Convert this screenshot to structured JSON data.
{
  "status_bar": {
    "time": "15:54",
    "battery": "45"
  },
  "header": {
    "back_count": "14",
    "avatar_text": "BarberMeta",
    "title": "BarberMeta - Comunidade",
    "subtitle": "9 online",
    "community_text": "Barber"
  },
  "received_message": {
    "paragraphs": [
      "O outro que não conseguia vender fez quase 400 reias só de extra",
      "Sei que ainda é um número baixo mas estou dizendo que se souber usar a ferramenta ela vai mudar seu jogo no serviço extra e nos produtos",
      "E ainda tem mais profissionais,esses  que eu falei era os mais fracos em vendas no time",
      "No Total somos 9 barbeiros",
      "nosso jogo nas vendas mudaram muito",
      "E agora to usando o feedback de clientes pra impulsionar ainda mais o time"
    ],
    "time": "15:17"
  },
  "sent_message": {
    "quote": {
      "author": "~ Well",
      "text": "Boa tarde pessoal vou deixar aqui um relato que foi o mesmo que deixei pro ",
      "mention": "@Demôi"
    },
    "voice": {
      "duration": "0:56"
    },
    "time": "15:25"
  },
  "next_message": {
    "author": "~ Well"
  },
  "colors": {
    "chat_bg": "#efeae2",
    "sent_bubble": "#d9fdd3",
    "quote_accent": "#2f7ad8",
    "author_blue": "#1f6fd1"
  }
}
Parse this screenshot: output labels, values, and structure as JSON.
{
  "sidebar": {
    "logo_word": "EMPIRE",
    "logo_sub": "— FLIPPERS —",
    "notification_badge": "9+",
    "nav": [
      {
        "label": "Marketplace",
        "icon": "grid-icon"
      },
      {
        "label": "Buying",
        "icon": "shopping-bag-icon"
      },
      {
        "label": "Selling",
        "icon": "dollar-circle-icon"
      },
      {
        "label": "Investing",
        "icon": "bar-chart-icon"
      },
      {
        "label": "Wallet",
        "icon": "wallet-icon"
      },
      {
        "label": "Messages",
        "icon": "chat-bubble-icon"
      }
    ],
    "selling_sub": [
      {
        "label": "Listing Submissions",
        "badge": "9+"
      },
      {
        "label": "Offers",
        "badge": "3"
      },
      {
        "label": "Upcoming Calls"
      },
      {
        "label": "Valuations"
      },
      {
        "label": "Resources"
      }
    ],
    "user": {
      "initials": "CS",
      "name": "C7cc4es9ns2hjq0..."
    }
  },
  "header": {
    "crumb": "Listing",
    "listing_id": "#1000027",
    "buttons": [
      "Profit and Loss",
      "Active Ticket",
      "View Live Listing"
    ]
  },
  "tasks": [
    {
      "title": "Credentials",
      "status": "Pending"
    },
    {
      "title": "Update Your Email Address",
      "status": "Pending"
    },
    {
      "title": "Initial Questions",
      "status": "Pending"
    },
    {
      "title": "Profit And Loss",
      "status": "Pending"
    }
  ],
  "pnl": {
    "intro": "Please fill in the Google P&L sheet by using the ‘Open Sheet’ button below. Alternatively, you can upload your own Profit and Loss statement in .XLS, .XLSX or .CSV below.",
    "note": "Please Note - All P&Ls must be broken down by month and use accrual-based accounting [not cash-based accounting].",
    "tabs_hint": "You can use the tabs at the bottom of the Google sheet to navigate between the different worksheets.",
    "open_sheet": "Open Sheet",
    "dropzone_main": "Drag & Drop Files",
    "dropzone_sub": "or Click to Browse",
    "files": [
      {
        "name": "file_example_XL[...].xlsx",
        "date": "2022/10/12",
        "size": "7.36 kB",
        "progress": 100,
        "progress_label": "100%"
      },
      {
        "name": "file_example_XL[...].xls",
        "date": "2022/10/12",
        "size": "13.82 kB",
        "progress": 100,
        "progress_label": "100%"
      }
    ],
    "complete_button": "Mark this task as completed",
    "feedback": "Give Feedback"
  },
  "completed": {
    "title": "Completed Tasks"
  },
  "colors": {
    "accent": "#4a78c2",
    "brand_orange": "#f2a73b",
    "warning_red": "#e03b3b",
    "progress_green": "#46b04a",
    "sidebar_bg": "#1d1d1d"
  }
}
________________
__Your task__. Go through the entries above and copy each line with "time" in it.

__Your solution__.
    "time": "15:54",
      "E ainda tem mais profissionais,esses  que eu falei era os mais fracos em vendas no time",
      "E agora to usando o feedback de clientes pra impulsionar ainda mais o time"
    "time": "15:17"
    "time": "15:25"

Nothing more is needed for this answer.